Ring Shaped Parts.
For the demagnetization of ring-shaped parts an effective method is to pass a central conductor through the ring. The
central conductor is energized with AC, and the current caused to decay to zero by means of either a step-down switch
or a stepless current control. The latter method of decay can be much more rapid (down to a few seconds) than the
step-down switch. This method can also be used with reversing, decaying or step-down DC as well.
Long parts, such as rods, bars, and tubes may retain an objectionable amount of residual magnetism from the earth's
magnetic field. As the earth's field extends from the north to the south pole, it is desirable to demagnetize these types
of parts by withdrawing from an AC coil in an east-and-west direction. This will minimize the effect of the earth's field
on the residual magnetism in the parts.
Frequently, large structures such as engine mounts may require demagnetization and demagnetizing coils of suitable
size may not be available. In such case each individual extension from the structure, such as the legs of a mount,
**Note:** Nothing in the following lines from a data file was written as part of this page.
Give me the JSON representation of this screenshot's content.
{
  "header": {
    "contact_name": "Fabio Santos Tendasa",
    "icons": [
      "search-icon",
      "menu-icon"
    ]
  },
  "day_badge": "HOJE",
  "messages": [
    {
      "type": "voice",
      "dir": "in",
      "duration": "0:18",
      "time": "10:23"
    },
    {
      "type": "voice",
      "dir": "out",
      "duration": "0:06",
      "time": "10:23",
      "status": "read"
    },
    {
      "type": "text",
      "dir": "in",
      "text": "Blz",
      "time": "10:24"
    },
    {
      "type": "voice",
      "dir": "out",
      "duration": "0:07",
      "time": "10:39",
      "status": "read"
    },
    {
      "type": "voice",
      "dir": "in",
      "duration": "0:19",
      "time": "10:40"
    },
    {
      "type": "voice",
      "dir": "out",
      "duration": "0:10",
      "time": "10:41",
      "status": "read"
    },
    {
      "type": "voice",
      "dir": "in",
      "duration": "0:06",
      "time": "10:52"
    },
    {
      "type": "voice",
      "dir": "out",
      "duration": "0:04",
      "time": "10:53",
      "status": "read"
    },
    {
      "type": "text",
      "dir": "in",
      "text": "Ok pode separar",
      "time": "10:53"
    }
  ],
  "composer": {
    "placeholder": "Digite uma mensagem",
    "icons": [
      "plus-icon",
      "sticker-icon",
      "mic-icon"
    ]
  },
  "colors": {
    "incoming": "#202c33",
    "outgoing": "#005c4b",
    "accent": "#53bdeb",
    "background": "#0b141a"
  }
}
should be placed within the coil as close to the wall as possible and withdrawn. The structure should then be reversed.
The other end is then brought close to the face of the coil and rotated, so that all parts of the structure are passed across
the open face of the coil. The entire structure is finally withdrawn four to five feet from the coil before it is shut off. In
handling such tubular structures, it is important that they be moved to and from the coil in an east-and-west direction.
Removal of Longitudinal and Circular Fields.
In considering the problem of demagnetization, it is important to remember that a part may retain a strong residual
field after having been circularly magnetized, and yet exhibit little or no external evidence of such a condition. Such a
field is difficult to remove, and there is no easy way to check the success of demagnetization. There may be local poles
on a circularly magnetized piece at projecting irregularities or changes or sections, and these can be checked with a
field indicator. However, to demagnetize a circularly magnetized part, it is often better to first convert the circular field
to a longitudinal field. The longitudinal field does possess external poles, is more easily removed, and the extent of
removal can be easily checked with a field indicator.
Measuring Residual Leakage Field Intensities.
Leakage field intensities can be measured by quantitative or comparative methods. Quantitative measurements usually
involve the use of instruments in conjunction with search coils, probes, or Hall-effect cells. Such instruments are
classified as laboratory equipment and are not generally found in field locations. For purposes of determining the
effectiveness of demagnetization efforts, residual field intensities are measured by comparative methods.
The field indicator, a pocket instrument, is used to determine the comparative intensity of leakage fields emanating
from a part. A typical field indicator is shown in Figure 3-38. The theory of operation is quite simple.
Figure 3-38. Typical Field Indicators